Okay, so we weren’t really spelunking, but we did tour a live cave at Kartchner Caverns State Park this weekend. Those that are familiar with caving know that there are such things as live caves, and dead caves. And that has nothing to do with the wildlife that inhabits the caves. A live cave has water, and continues to grow and change over time. It’s preserved so that the cave will continue to grow and thrive. Live caves are very delicate things and even our grubbies touching anywhere can cause the cave to react poorly.
I’m very sad to report that we could not take any pictures inside the cave. Since I couldn’t take any pictures, I’m going to make an attempt to describe the majesty of seeing the inside of a living cave. The stalactites, and the stalagmites were wondrous to behold. The monolithic scale dwarfed us in it’s splendor. The formations inside the cave leave you feeling small and insignificant. It’s nice to be put in your place by the planet once in a while.
I really wish we could have taken pictures inside the cave. Others have, and since I haven’t gotten permission from any of them, I will simply say do a search for pics of Kartchner Caverns, and that all of them lack the splendor of the real experience. I was left in awe several times as I strained to take in every inch of the cave since I would not be able to look at photos later.
The state park is pretty easy to get to. It’s off the 303, south from I10. Even if you aren’t staying at the campground, you can still do the cave tours.

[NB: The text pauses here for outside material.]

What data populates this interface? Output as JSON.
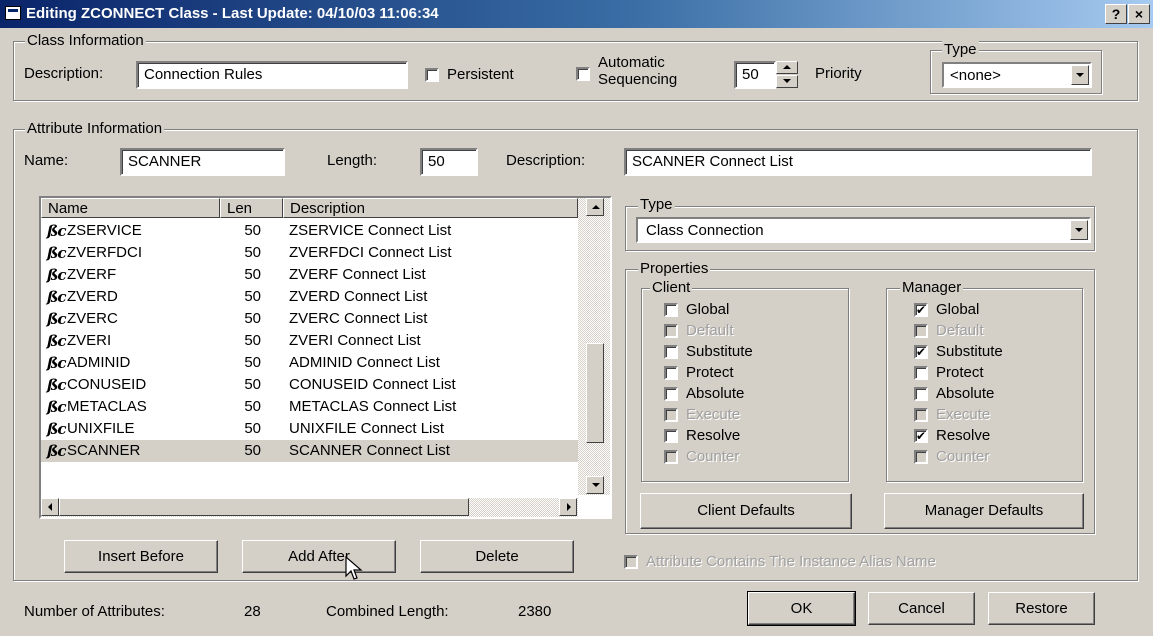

They have three of them. The “Big Room” tour, which we did, the “Throne Room” tour, and the “Headlamp Tour.” Be forewarned, the headlamp tour fills up fast, and has been booked for weeks solid. We missed out on it. It is a tour that you are limited to just a headlamp for light. Basically you experience the cave as the discoverers did.
When we pulled in the night before, we were told by the camp host that we could have our propane camp fire, but no wood fires, as the embers would blow and the area was pretty dry. I can respect that. So Saturday evening we decided to fire up the propane fire pit. It’s not big, but it works quite well. That night, we were told by that same camp host that we couldn’t have a propane fire pit… Oh well, so much for that part of it. It just doesn’t seem right to be out at a site, and not be able to have a fire. But that’s okay. I’d rather have the state park not burned up than a camp fire.
The site we picked wasn’t level. It had a nice downhill that was good for a mismatched RV/Truck combo like ours where the front sits higher than the back of the RV. It meant I didn’t have to lower the legs all the way down, then lower the RV to sit level. I’m going to say it right now though. THANK GOD for electric legs. Seriously. I can’t believe I sat there hand cranking away to raise and lower the RV before.
Earlier in the week we picked up a screen room for the RV that was big enough to fit the picnic tables in and still have room for more(like a lot more). Often times you find that you want to eat at the table only to be swarmed literally by flies and other bugs. And while I do like getting all my protein, I really would rather not have that protein come in the form of a bug in my home made chili. Judging by the comments other campers made, many others would agree. While it is big, and takes a bit to get raised, it was stable, and even with the wind whipping at it, it stayed up. Score one for the craigslist screen room.
The caves aren’t the only thing to see out at Kartchner Caverns(though for obvious reasons they are the main thing). There is also the hummingbird garden. It sadly didn’t live up to it’s name, as there were no hummingbirds there. But the plants were quite pretty. Sadly my better half, Aida was feeling a bit out of sorts after the cave tour, so she needed a nap and woke up at dusk remembering that she wanted to take a few pictures for the blog. It may have been the cave, or the sun.
The desert does have some amazing colors if you know where to look for them. And my girl knows how to find them.